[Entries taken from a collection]
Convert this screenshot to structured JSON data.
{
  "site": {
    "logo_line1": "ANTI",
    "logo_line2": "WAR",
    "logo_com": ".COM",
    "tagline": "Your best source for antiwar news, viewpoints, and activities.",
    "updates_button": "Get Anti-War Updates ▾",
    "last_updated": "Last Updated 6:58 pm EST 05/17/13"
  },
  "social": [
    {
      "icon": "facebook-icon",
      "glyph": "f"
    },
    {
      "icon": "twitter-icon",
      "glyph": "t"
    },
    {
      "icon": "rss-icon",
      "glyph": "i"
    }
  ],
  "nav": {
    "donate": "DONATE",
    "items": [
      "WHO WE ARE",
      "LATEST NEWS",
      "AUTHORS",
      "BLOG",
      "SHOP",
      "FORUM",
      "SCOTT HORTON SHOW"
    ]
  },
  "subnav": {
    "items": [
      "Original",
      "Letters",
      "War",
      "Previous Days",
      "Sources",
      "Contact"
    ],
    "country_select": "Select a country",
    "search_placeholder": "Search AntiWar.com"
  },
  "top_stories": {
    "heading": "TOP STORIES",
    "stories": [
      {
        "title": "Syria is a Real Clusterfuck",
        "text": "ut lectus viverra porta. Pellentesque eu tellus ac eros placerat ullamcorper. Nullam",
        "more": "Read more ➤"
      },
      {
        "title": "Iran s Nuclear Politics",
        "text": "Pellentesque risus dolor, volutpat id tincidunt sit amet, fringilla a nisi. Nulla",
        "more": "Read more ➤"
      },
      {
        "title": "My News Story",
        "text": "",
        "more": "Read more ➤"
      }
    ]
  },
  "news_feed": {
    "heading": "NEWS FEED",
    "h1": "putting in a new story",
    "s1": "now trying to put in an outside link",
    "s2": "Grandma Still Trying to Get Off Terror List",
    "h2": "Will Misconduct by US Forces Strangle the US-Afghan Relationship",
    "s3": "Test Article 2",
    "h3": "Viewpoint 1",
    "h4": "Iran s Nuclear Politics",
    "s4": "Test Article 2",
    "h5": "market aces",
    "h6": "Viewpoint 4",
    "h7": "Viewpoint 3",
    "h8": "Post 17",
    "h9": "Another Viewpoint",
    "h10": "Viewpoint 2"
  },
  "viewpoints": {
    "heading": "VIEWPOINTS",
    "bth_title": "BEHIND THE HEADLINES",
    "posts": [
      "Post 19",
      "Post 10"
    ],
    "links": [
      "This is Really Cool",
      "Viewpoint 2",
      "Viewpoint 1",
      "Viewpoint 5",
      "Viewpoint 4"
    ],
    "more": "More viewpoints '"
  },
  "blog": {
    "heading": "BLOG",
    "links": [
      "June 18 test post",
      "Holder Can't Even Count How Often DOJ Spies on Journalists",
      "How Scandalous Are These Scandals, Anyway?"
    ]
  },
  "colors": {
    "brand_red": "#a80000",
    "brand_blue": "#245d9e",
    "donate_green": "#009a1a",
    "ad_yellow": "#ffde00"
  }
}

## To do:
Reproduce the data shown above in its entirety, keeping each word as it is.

## Output for this task:
Convert this screenshot to structured JSON data.
{
  "site": {
    "logo_line1": "ANTI",
    "logo_line2": "WAR",
    "logo_com": ".COM",
    "tagline": "Your best source for antiwar news, viewpoints, and activities.",
    "updates_button": "Get Anti-War Updates ▾",
    "last_updated": "Last Updated 6:58 pm EST 05/17/13"
  },
  "social": [
    {
      "icon": "facebook-icon",
      "glyph": "f"
    },
    {
      "icon": "twitter-icon",
      "glyph": "t"
    },
    {
      "icon": "rss-icon",
      "glyph": "i"
    }
  ],
  "nav": {
    "donate": "DONATE",
    "items": [
      "WHO WE ARE",
      "LATEST NEWS",
      "AUTHORS",
      "BLOG",
      "SHOP",
      "FORUM",
      "SCOTT HORTON SHOW"
    ]
  },
  "subnav": {
    "items": [
      "Original",
      "Letters",
      "War",
      "Previous Days",
      "Sources",
      "Contact"
    ],
    "country_select": "Select a country",
    "search_placeholder": "Search AntiWar.com"
  },
  "top_stories": {
    "heading": "TOP STORIES",
    "stories": [
      {
        "title": "Syria is a Real Clusterfuck",
        "text": "ut lectus viverra porta. Pellentesque eu tellus ac eros placerat ullamcorper. Nullam",
        "more": "Read more ➤"
      },
      {
        "title": "Iran s Nuclear Politics",
        "text": "Pellentesque risus dolor, volutpat id tincidunt sit amet, fringilla a nisi. Nulla",
        "more": "Read more ➤"
      },
      {
        "title": "My News Story",
        "text": "",
        "more": "Read more ➤"
      }
    ]
  },
  "news_feed": {
    "heading": "NEWS FEED",
    "h1": "putting in a new story",
    "s1": "now trying to put in an outside link",
    "s2": "Grandma Still Trying to Get Off Terror List",
    "h2": "Will Misconduct by US Forces Strangle the US-Afghan Relationship",
    "s3": "Test Article 2",
    "h3": "Viewpoint 1",
    "h4": "Iran s Nuclear Politics",
    "s4": "Test Article 2",
    "h5": "market aces",
    "h6": "Viewpoint 4",
    "h7": "Viewpoint 3",
    "h8": "Post 17",
    "h9": "Another Viewpoint",
    "h10": "Viewpoint 2"
  },
  "viewpoints": {
    "heading": "VIEWPOINTS",
    "bth_title": "BEHIND THE HEADLINES",
    "posts": [
      "Post 19",
      "Post 10"
    ],
    "links": [
      "This is Really Cool",
      "Viewpoint 2",
      "Viewpoint 1",
      "Viewpoint 5",
      "Viewpoint 4"
    ],
    "more": "More viewpoints '"
  },
  "blog": {
    "heading": "BLOG",
    "links": [
      "June 18 test post",
      "Holder Can't Even Count How Often DOJ Spies on Journalists",
      "How Scandalous Are These Scandals, Anyway?"
    ]
  },
  "colors": {
    "brand_red": "#a80000",
    "brand_blue": "#245d9e",
    "donate_green": "#009a1a",
    "ad_yellow": "#ffde00"
  }
}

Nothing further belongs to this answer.